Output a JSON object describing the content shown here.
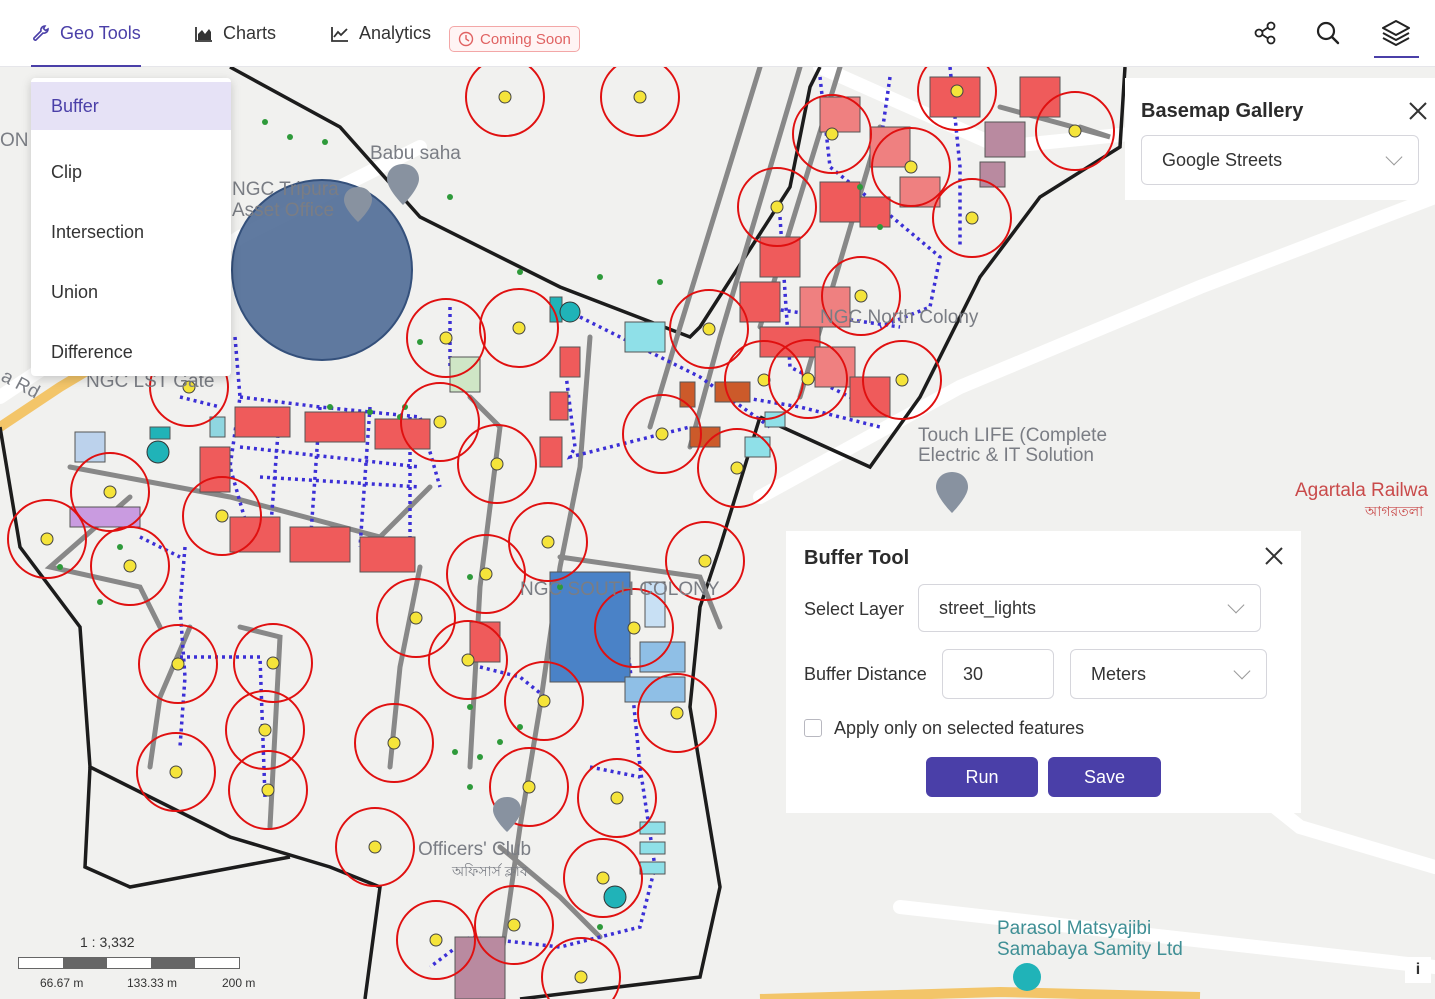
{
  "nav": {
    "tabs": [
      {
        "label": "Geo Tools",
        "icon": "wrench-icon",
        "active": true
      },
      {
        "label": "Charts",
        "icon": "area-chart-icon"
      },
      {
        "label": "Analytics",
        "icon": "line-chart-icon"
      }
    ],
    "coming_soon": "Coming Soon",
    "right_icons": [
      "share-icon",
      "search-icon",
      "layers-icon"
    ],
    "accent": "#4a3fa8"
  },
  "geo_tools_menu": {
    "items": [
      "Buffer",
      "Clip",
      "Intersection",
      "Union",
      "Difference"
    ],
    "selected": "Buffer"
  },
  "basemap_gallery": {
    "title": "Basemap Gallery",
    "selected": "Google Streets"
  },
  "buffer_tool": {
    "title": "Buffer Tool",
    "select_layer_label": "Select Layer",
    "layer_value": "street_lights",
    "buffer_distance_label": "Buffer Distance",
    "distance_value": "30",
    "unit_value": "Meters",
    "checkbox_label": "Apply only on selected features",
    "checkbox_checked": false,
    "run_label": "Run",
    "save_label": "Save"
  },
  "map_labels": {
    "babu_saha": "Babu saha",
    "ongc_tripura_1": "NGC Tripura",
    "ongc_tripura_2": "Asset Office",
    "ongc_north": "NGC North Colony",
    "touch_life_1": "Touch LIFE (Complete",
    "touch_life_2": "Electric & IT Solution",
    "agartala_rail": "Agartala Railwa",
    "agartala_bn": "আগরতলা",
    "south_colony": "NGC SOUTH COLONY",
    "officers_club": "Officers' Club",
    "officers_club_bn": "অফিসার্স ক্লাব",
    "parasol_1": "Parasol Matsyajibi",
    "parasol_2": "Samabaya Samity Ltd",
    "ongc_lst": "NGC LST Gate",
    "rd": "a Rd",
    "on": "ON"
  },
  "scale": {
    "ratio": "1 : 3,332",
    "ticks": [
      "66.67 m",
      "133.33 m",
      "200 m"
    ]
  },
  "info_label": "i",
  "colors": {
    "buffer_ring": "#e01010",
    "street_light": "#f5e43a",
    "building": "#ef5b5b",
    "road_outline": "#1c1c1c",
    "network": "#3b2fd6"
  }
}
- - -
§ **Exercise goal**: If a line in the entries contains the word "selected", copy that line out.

§ **The completed task**:
    "selected": "Buffer"
    "selected": "Google Streets"
    "checkbox_label": "Apply only on selected features",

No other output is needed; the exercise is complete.